          Tracking IP Route Reachability: Example

          In this example, traffic arriving from interface service-ipsec1 has its destination in network 7.0.0.0/24. This tracking procedure follows the state of the routing protocol prefix to signal when there are changes in the routing table.

          track PREFIX1
            type route reachability
              route ipv4 7.0.0.0/24
              !
            interface service-ipsec 1
            vrf 1
            ipv4 address 70.0.0.2 255.255.255.0
            profile vrf_1_ipsec
            line-protocol track PREFIX1
            tunnel source 80.0.0.2
            tunnel destination 80.0.0.1
            service-location preferred-active 0/2/0
            

          Building a Track Based on a List of Objects: Example

          In this example, traffic arriving from interface service-ipsec1 exits through interface GigabitEthernet 0/0/0/3 and interface ATM 0/2/0/0.1. The destination of the traffic is at network 7.0.0.0/24.

          If either one of the interfaces or the remote network goes down, the flow of traffic must stop.
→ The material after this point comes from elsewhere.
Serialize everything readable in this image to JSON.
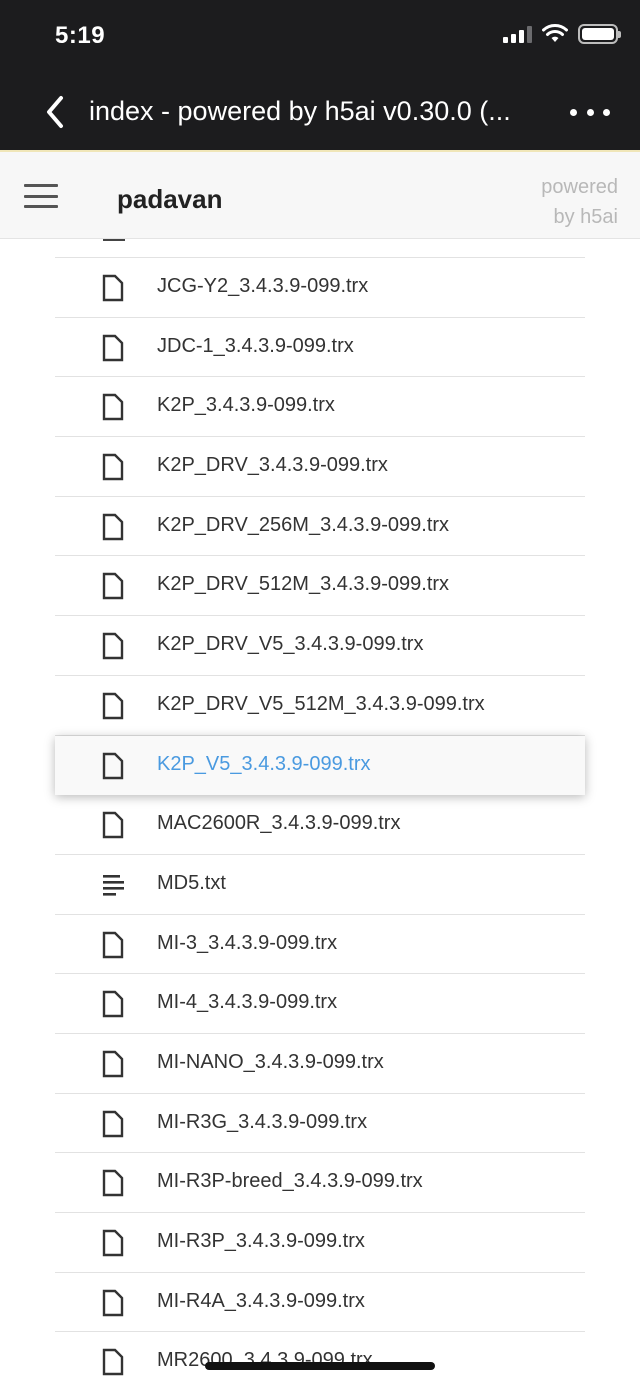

To do this, we use a Boolean AND expression.

          track LIST2
            type list boolean and
              object IPSec1
              object IPSec2 
              object PREFIX1
              !
          track IPSec1
            type line-protocol state
              interface GigabitEthernet0/0/0/3
            !
          track IPSec2
            type line-protocol state
              interface ATM0/2/0.1
            !
          track PREFIX1
            type route reachability
              route ipv4 7.0.0.0/24
            !
          interface service-ipsec1
             vrf 1
             ipv4 address 70.0.0.2 255.255.255.0
             profile vrf_1_ipsec
             line-protocol track LIST2
             tunnel source 80.0.0.2
             tunnel destination 80.0.0.1
             service-location preferred-active 0/2/0
             !
            

          Additional References

          The following sections provide references related to implementing object tracking for IPSec network security.

          Related Documents

          Related Topic

          Document Title

          IPSec network security commands

          IPSec Network Security Commands on the Cisco IOS XR Software module in Cisco IOS XR System Security Configuration Guide for the Cisco XR 12000 Series Router

          Internet Key Exchange (IKE) security protocol commands

          Internet Key Exchange Security Protocol Commands on the Cisco IOS XR Software module in Cisco IOS XR System Security Command Reference for the Cisco XR 12000 Series Router

          IP-Sec-related object tracking commands

          Cisco IOS XR System Management Command Reference for the Cisco XR 12000 Series Router

          Standards

          Standards

          Title

          No new or modified standards are supported by this feature, and support for existing standards has not been modified by this feature.

          MIBs

          MIBs

          MIBs Link

          To locate and download MIBs using Cisco IOS XR software, use the Cisco MIB Locator found at the following URL and choose a platform under the Cisco Access Products menu: http://cisco.com/public/sw-center/netmgmt/cmtk/mibs.shtml

          RFCs

          RFCs

          Title

          RFC 2401

          Security Architecture for the Internet Protocol

          Technical Assistance

          Description

          Link

          The Cisco Technical Support website contains thousands of pages of searchable technical content, including links to products, technologies, solutions, technical tips, and tools. Registered Cisco.com users can log in from this page to access even more content.

          http://www.cisco.com/techsupport